Management Assurance on Legal Requirements

Before the review, the staff and management of The Farmyard for Early Learners completed an ERO Centre Assurance Statement and Self-Audit Checklist. In these documents they attested that they have taken all reasonable steps to meet their legal obligations related to:

  • curriculum
  • premises and facilities
  • health and safety practices
  • governance, management and administration.

During the review, ERO looked at the service’s systems for managing the following areas that have a potentially high impact on children's wellbeing:

  • emotional safety (including positive guidance and child protection)

  • physical safety (including supervision; sleep procedures; accidents; medication; hygiene; excursion policies and procedures)

  • suitable staffing (including qualification levels; police vetting; teacher registration; ratios)

  • evacuation procedures and practices for fire and earthquake.

All early childhood services are required to promote children's health and safety and to regularly review their compliance with legal requirements.

Phil Cowie

Director Review and Improvement Services

Central Region

4 March 2019

The Purpose of ERO Reports

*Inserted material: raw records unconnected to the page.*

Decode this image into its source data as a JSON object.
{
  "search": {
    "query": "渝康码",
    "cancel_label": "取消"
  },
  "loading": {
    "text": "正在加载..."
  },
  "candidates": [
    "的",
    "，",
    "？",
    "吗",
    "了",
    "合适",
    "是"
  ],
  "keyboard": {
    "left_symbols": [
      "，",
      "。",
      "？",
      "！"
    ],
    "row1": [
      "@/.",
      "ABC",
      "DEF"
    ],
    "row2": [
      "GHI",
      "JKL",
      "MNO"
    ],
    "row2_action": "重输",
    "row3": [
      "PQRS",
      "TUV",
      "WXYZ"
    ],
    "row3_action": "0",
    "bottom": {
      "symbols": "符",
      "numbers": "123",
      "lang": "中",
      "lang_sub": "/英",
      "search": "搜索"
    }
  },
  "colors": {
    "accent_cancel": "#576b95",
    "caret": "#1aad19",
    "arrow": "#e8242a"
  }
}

The Education Review Office (ERO) is the government department that, as part of its work, reviews early childhood services throughout Aotearoa New Zealand. ERO’s reports provide information for parents and communities about each service’s strengths and next steps for development. ERO’s bicultural evaluation framework Ngā Pou Here is described in SECTION 3 of this report. Early childhood services are partners in the review process and are expected to make use of the review findings to enhance children's wellbeing and learning.

2 Information about the Early Childhood Service

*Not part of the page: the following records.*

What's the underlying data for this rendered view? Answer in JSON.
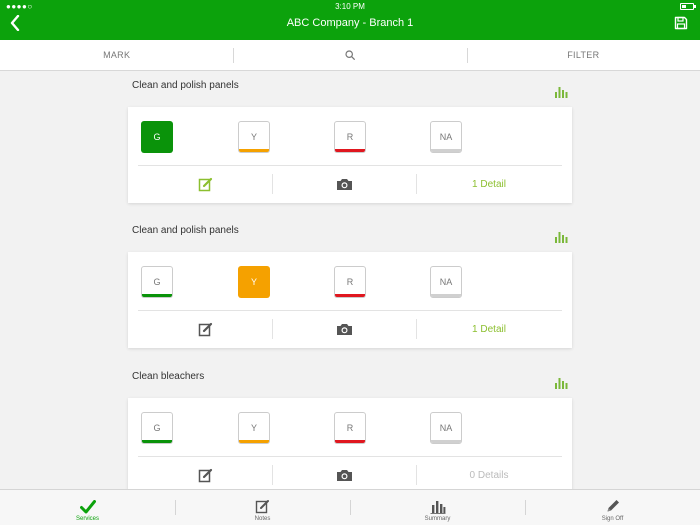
{
  "status": {
    "signal": "●●●●○",
    "time": "3:10 PM"
  },
  "nav": {
    "title": "ABC Company - Branch 1",
    "back_icon": "chevron-left-icon",
    "save_icon": "floppy-disk-icon"
  },
  "toolbar": {
    "mark_label": "MARK",
    "search_icon": "search-icon",
    "filter_label": "FILTER"
  },
  "colors": {
    "brand": "#0ca20c",
    "green": "#0a930a",
    "yellow": "#f5a100",
    "red": "#e0171f",
    "na": "#d0d0d0",
    "detail_active": "#8cbf2f",
    "detail_inactive": "#bbbbbb",
    "edit_active": "#8cbf2f",
    "edit_inactive": "#555555"
  },
  "sections": [
    {
      "title": "Clean and polish panels",
      "grades": [
        {
          "label": "G",
          "selected": true
        },
        {
          "label": "Y",
          "selected": false
        },
        {
          "label": "R",
          "selected": false
        },
        {
          "label": "NA",
          "selected": false
        }
      ],
      "detail": "1 Detail",
      "detail_active": true,
      "edit_active": true
    },
    {
      "title": "Clean and polish panels",
      "grades": [
        {
          "label": "G",
          "selected": false
        },
        {
          "label": "Y",
          "selected": true
        },
        {
          "label": "R",
          "selected": false
        },
        {
          "label": "NA",
          "selected": false
        }
      ],
      "detail": "1 Detail",
      "detail_active": true,
      "edit_active": false
    },
    {
      "title": "Clean bleachers",
      "grades": [
        {
          "label": "G",
          "selected": false
        },
        {
          "label": "Y",
          "selected": false
        },
        {
          "label": "R",
          "selected": false
        },
        {
          "label": "NA",
          "selected": false
        }
      ],
      "detail": "0 Details",
      "detail_active": false,
      "edit_active": false
    }
  ],
  "tabs": [
    {
      "label": "Services",
      "icon": "checkmark-icon",
      "active": true
    },
    {
      "label": "Notes",
      "icon": "notes-icon",
      "active": false
    },
    {
      "label": "Summary",
      "icon": "bar-chart-icon",
      "active": false
    },
    {
      "label": "Sign Off",
      "icon": "pencil-icon",
      "active": false
    }
  ]
}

Ministry of Education profile number


Licence type

Education & Care Service

Licensed under

Education (Early Childhood Services) Regulations 2008

Number licensed for

110 children, including up to 30 aged under 2

Service roll


Gender composition

Boys 72, Girls 63

Ethnic composition

Other ethnic groups


Percentage of qualified teachers

0-49% 50-79% 80%

Based on funding rates


Reported ratios of staff to children

Under 2


Better than minimum requirements

Over 2


Better than minimum requirements

Review team on site

January 2019

Date of this report

4 March 2019

Most recent ERO report(s)

Education Review

September 2014

3 General Information about Early Childhood Reviews

ERO’s Evaluation Framework

ERO’s overarching question for an early childhood education review is ‘How well placed is this service to promote positive learning outcomes for children?’ ERO focuses on the following factors as described in the bicultural framework Ngā Pou Here:

  • Pou Whakahaere – how the service determines its vision, philosophy and direction to ensure positive outcomes for children
  • Pou Ārahi – how leadership is enacted to enhance positive outcomes for children
  • Mātauranga – whose knowledge is valued and how the curriculum is designed to achieve positive outcomes for children
  • Tikanga whakaako – how approaches to teaching and learning respond to diversity and support positive outcomes for children.

Within these areas ERO considers the effectiveness of arotake – self review and of whanaungatanga – partnerships with parents and whānau.

ERO evaluates how well placed a service is to sustain good practice and make ongoing improvements for the benefit of all children at the service.

A focus for the government is that all children, especially priority learners, have an opportunity to benefit from quality early childhood education. ERO will report on how well each service promotes positive outcomes for all children, with a focus on children who are Māori, Pacific, have diverse needs, and are up to the age of two.

For more information about the framework and Ngā Pou Here refer to ERO’s Approach to Review in Early Childhood Services.

Review Coverage

ERO reviews are tailored to each service’s context and performance, within the overarching review framework. The aim is to provide information on aspects that are central to positive outcomes for children and useful to the service.